There used to be an exception to the code, that said that a sump pump didn't have to be on a GFCI if it was on a dedicated circuit, and it was connected using a single receptacle*. And by "single receptacle" they meant a non-duplex receptacle. One like this...
With that said, "officially" there should be no problem with having a sump pump on a GFCI circuit. Unofficially, there are sometimes problems with sump pumps on GFCI circuits. The manufacturers are supposed to reduce or eliminate any leakage current, However, nobody sent the memo to manufacturers so they don't always get it right. Because of this, you may find that a sump pump does trip a GFCI from time to time.
If the GFCI was tripping every time, and immediately. You'll want to first verify that:
- There is not a ground-fault in the sump pump.
- The GFCI wiring is correct.
- The GFCI is not faulty.
- The GFCI was manufactured within the past 3-4 years.
- The GFCI is rated for the proper current draw.
- The circuit wiring is correct.
If all of this checks out, you may wan to consider using a single receptacle to connect the sump pump. While it's not up to code, a slight electric shock hazard may be preferable to a flooded house. Though a house flooded with electrified water, might not be the best thing ever.
It is not safe, or up to current code to install a sump pump using a non-GFCI receptacle.

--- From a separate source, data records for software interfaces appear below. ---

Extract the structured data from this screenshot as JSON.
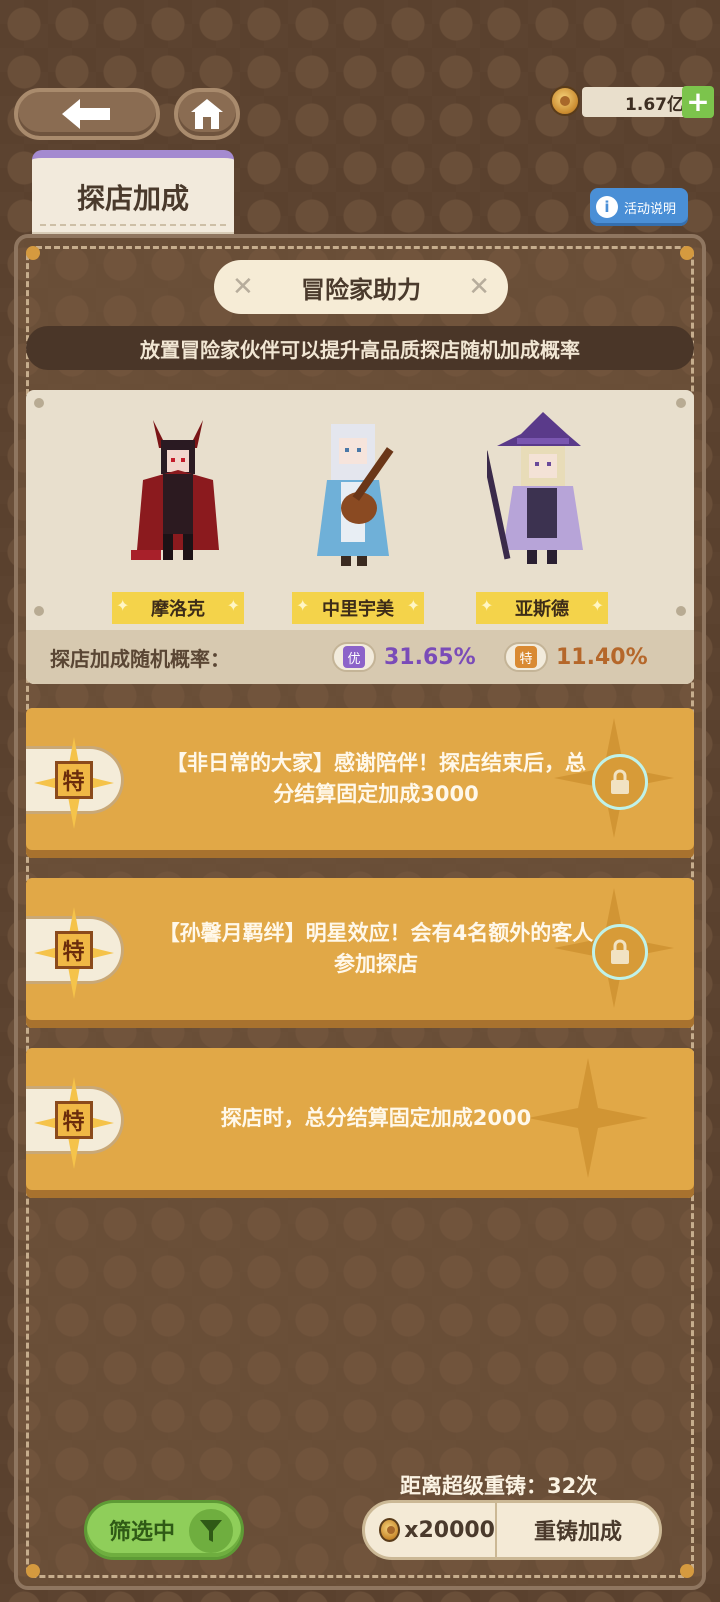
{
  "currency": {
    "amount": "1.67亿",
    "add_label": "+"
  },
  "tab": {
    "label": "探店加成"
  },
  "help": {
    "icon_text": "i",
    "label": "活动说明"
  },
  "section": {
    "title": "冒险家助力",
    "subtitle": "放置冒险家伙伴可以提升高品质探店随机加成概率"
  },
  "heroes": [
    {
      "name": "摩洛克",
      "icon": "demon-character"
    },
    {
      "name": "中里宇美",
      "icon": "bard-character"
    },
    {
      "name": "亚斯德",
      "icon": "witch-character"
    }
  ],
  "probability": {
    "label": "探店加成随机概率：",
    "items": [
      {
        "badge": "优",
        "value": "31.65%",
        "color": "#7a4bb8",
        "badge_color": "#8c63c9"
      },
      {
        "badge": "特",
        "value": "11.40%",
        "color": "#b5672a",
        "badge_color": "#d98a33"
      }
    ]
  },
  "bonuses": [
    {
      "tag": "特",
      "text": "【非日常的大家】感谢陪伴！探店结束后，总分结算固定加成3000",
      "locked": true
    },
    {
      "tag": "特",
      "text": "【孙馨月羁绊】明星效应！会有4名额外的客人参加探店",
      "locked": true
    },
    {
      "tag": "特",
      "text": "探店时，总分结算固定加成2000",
      "locked": false
    }
  ],
  "reforge": {
    "remaining": "距离超级重铸：32次",
    "cost": "x20000",
    "label": "重铸加成"
  },
  "filter": {
    "label": "筛选中"
  },
  "colors": {
    "accent_green": "#8fce5a",
    "panel_gold": "#e1a847",
    "help_blue": "#4a8fd6"
  }
}
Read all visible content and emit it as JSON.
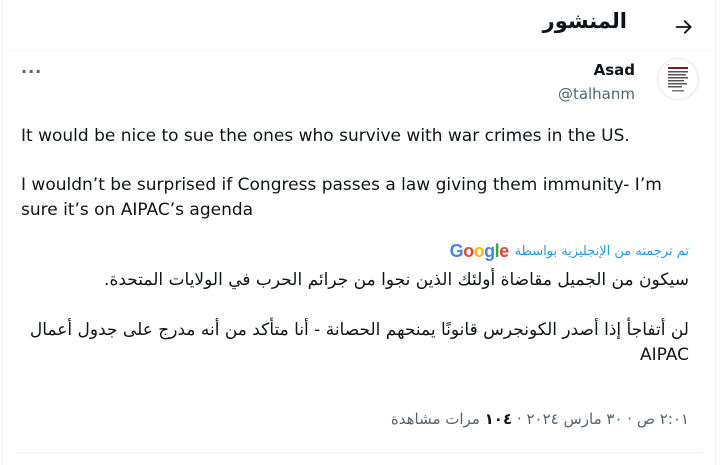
{
  "header": {
    "title": "المنشور",
    "back_icon": "arrow-right-icon"
  },
  "author": {
    "display_name": "Asad",
    "handle": "@talhanm",
    "more_label": "···"
  },
  "tweet": {
    "paragraph1": "It would be nice to sue the ones who survive with war crimes in the US.",
    "paragraph2": "I wouldn’t be surprised if Congress passes a law giving them immunity- I’m sure it’s on AIPAC’s agenda"
  },
  "translation": {
    "label": "تم ترجمته من الإنجليزية بواسطة",
    "provider": "Google",
    "paragraph1": "سيكون من الجميل مقاضاة أولئك الذين نجوا من جرائم الحرب في الولايات المتحدة.",
    "paragraph2": "لن أتفاجأ إذا أصدر الكونجرس قانونًا يمنحهم الحصانة - أنا متأكد من أنه مدرج على جدول أعمال AIPAC"
  },
  "meta": {
    "time": "٢:٠١ ص",
    "date": "٣٠ مارس ٢٠٢٤",
    "separator": "·",
    "views_count": "١٠٤",
    "views_label": "مرات مشاهدة"
  },
  "colors": {
    "accent": "#1d9bf0",
    "secondary_text": "#536471",
    "primary_text": "#0f1419"
  }
}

And I am not telling you to do so.
I will say that a sump pump installation does not require the circuit to which the pump is connected to be upgraded, if the pump is connected to the circuit in a cord and plug configuration.